DATA IN THIS EXERCISE section start
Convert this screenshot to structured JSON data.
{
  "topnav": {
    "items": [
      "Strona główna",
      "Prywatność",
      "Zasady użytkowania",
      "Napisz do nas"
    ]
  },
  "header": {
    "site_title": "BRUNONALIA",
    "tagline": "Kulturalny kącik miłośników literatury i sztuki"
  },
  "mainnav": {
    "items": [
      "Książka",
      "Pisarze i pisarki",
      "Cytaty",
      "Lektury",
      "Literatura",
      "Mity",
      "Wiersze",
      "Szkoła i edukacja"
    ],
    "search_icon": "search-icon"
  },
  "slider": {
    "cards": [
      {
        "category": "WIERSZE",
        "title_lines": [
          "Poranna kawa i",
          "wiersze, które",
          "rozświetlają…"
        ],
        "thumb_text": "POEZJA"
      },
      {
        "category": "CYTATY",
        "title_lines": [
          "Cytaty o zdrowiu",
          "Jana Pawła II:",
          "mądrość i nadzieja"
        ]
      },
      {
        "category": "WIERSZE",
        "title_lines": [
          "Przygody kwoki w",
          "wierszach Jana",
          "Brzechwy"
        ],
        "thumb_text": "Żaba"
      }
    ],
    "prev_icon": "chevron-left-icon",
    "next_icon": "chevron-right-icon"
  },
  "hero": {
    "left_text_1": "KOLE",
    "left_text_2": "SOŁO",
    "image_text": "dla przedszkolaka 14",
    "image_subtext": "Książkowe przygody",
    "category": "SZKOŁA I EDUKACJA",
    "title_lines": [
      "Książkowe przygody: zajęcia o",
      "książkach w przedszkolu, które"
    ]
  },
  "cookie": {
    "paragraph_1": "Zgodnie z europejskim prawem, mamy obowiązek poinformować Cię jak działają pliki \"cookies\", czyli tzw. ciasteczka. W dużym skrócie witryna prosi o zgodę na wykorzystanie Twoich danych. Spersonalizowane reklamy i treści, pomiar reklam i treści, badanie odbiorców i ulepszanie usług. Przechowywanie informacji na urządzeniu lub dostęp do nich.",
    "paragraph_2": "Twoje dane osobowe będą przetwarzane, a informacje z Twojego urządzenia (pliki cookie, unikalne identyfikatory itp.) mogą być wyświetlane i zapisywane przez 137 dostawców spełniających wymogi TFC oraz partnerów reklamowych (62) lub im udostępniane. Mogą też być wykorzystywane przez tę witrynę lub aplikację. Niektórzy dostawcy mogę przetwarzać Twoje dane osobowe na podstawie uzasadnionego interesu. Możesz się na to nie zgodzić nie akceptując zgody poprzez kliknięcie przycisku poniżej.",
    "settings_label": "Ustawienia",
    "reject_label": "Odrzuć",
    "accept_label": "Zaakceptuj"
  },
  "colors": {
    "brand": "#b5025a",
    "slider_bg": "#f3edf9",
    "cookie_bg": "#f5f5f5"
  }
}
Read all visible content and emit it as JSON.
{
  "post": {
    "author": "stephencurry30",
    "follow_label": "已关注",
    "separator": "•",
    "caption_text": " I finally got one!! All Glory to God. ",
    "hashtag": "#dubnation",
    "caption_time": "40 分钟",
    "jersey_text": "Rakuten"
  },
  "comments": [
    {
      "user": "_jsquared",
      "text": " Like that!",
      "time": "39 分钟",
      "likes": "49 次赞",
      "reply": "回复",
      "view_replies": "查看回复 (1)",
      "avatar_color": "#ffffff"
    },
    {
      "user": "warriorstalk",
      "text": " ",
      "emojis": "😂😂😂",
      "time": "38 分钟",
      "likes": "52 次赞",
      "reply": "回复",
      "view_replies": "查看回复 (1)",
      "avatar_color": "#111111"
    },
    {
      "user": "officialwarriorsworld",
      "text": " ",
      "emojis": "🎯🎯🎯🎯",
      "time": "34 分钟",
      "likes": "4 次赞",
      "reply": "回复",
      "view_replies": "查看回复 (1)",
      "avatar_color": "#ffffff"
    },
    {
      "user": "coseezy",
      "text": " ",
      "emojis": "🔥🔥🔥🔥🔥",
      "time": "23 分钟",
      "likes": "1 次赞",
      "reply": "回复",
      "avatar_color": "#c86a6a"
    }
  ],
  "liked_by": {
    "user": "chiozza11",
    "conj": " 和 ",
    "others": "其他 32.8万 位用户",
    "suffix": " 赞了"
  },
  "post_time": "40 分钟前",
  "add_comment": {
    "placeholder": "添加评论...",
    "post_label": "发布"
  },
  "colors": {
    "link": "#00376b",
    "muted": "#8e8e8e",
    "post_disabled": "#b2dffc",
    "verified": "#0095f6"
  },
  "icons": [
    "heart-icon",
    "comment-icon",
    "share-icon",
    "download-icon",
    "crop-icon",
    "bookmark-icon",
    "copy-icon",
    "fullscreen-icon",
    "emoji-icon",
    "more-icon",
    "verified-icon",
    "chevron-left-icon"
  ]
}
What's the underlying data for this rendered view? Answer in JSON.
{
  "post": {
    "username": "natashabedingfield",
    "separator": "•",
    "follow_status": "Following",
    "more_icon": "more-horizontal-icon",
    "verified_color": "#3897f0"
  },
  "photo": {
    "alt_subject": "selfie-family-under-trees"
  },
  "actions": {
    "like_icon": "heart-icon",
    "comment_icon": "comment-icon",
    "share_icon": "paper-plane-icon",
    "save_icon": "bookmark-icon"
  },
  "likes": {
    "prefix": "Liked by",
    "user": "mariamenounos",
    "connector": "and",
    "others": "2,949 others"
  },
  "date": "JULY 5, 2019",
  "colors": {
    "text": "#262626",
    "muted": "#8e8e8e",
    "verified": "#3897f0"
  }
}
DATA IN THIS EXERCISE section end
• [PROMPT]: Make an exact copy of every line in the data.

• [ANSWER SECTION]:
Convert this screenshot to structured JSON data.
{
  "topnav": {
    "items": [
      "Strona główna",
      "Prywatność",
      "Zasady użytkowania",
      "Napisz do nas"
    ]
  },
  "header": {
    "site_title": "BRUNONALIA",
    "tagline": "Kulturalny kącik miłośników literatury i sztuki"
  },
  "mainnav": {
    "items": [
      "Książka",
      "Pisarze i pisarki",
      "Cytaty",
      "Lektury",
      "Literatura",
      "Mity",
      "Wiersze",
      "Szkoła i edukacja"
    ],
    "search_icon": "search-icon"
  },
  "slider": {
    "cards": [
      {
        "category": "WIERSZE",
        "title_lines": [
          "Poranna kawa i",
          "wiersze, które",
          "rozświetlają…"
        ],
        "thumb_text": "POEZJA"
      },
      {
        "category": "CYTATY",
        "title_lines": [
          "Cytaty o zdrowiu",
          "Jana Pawła II:",
          "mądrość i nadzieja"
        ]
      },
      {
        "category": "WIERSZE",
        "title_lines": [
          "Przygody kwoki w",
          "wierszach Jana",
          "Brzechwy"
        ],
        "thumb_text": "Żaba"
      }
    ],
    "prev_icon": "chevron-left-icon",
    "next_icon": "chevron-right-icon"
  },
  "hero": {
    "left_text_1": "KOLE",
    "left_text_2": "SOŁO",
    "image_text": "dla przedszkolaka 14",
    "image_subtext": "Książkowe przygody",
    "category": "SZKOŁA I EDUKACJA",
    "title_lines": [
      "Książkowe przygody: zajęcia o",
      "książkach w przedszkolu, które"
    ]
  },
  "cookie": {
    "paragraph_1": "Zgodnie z europejskim prawem, mamy obowiązek poinformować Cię jak działają pliki \"cookies\", czyli tzw. ciasteczka. W dużym skrócie witryna prosi o zgodę na wykorzystanie Twoich danych. Spersonalizowane reklamy i treści, pomiar reklam i treści, badanie odbiorców i ulepszanie usług. Przechowywanie informacji na urządzeniu lub dostęp do nich.",
    "paragraph_2": "Twoje dane osobowe będą przetwarzane, a informacje z Twojego urządzenia (pliki cookie, unikalne identyfikatory itp.) mogą być wyświetlane i zapisywane przez 137 dostawców spełniających wymogi TFC oraz partnerów reklamowych (62) lub im udostępniane. Mogą też być wykorzystywane przez tę witrynę lub aplikację. Niektórzy dostawcy mogę przetwarzać Twoje dane osobowe na podstawie uzasadnionego interesu. Możesz się na to nie zgodzić nie akceptując zgody poprzez kliknięcie przycisku poniżej.",
    "settings_label": "Ustawienia",
    "reject_label": "Odrzuć",
    "accept_label": "Zaakceptuj"
  },
  "colors": {
    "brand": "#b5025a",
    "slider_bg": "#f3edf9",
    "cookie_bg": "#f5f5f5"
  }
}
Read all visible content and emit it as JSON.
{
  "post": {
    "author": "stephencurry30",
    "follow_label": "已关注",
    "separator": "•",
    "caption_text": " I finally got one!! All Glory to God. ",
    "hashtag": "#dubnation",
    "caption_time": "40 分钟",
    "jersey_text": "Rakuten"
  },
  "comments": [
    {
      "user": "_jsquared",
      "text": " Like that!",
      "time": "39 分钟",
      "likes": "49 次赞",
      "reply": "回复",
      "view_replies": "查看回复 (1)",
      "avatar_color": "#ffffff"
    },
    {
      "user": "warriorstalk",
      "text": " ",
      "emojis": "😂😂😂",
      "time": "38 分钟",
      "likes": "52 次赞",
      "reply": "回复",
      "view_replies": "查看回复 (1)",
      "avatar_color": "#111111"
    },
    {
      "user": "officialwarriorsworld",
      "text": " ",
      "emojis": "🎯🎯🎯🎯",
      "time": "34 分钟",
      "likes": "4 次赞",
      "reply": "回复",
      "view_replies": "查看回复 (1)",
      "avatar_color": "#ffffff"
    },
    {
      "user": "coseezy",
      "text": " ",
      "emojis": "🔥🔥🔥🔥🔥",
      "time": "23 分钟",
      "likes": "1 次赞",
      "reply": "回复",
      "avatar_color": "#c86a6a"
    }
  ],
  "liked_by": {
    "user": "chiozza11",
    "conj": " 和 ",
    "others": "其他 32.8万 位用户",
    "suffix": " 赞了"
  },
  "post_time": "40 分钟前",
  "add_comment": {
    "placeholder": "添加评论...",
    "post_label": "发布"
  },
  "colors": {
    "link": "#00376b",
    "muted": "#8e8e8e",
    "post_disabled": "#b2dffc",
    "verified": "#0095f6"
  },
  "icons": [
    "heart-icon",
    "comment-icon",
    "share-icon",
    "download-icon",
    "crop-icon",
    "bookmark-icon",
    "copy-icon",
    "fullscreen-icon",
    "emoji-icon",
    "more-icon",
    "verified-icon",
    "chevron-left-icon"
  ]
}
What's the underlying data for this rendered view? Answer in JSON.
{
  "post": {
    "username": "natashabedingfield",
    "separator": "•",
    "follow_status": "Following",
    "more_icon": "more-horizontal-icon",
    "verified_color": "#3897f0"
  },
  "photo": {
    "alt_subject": "selfie-family-under-trees"
  },
  "actions": {
    "like_icon": "heart-icon",
    "comment_icon": "comment-icon",
    "share_icon": "paper-plane-icon",
    "save_icon": "bookmark-icon"
  },
  "likes": {
    "prefix": "Liked by",
    "user": "mariamenounos",
    "connector": "and",
    "others": "2,949 others"
  },
  "date": "JULY 5, 2019",
  "colors": {
    "text": "#262626",
    "muted": "#8e8e8e",
    "verified": "#3897f0"
  }
}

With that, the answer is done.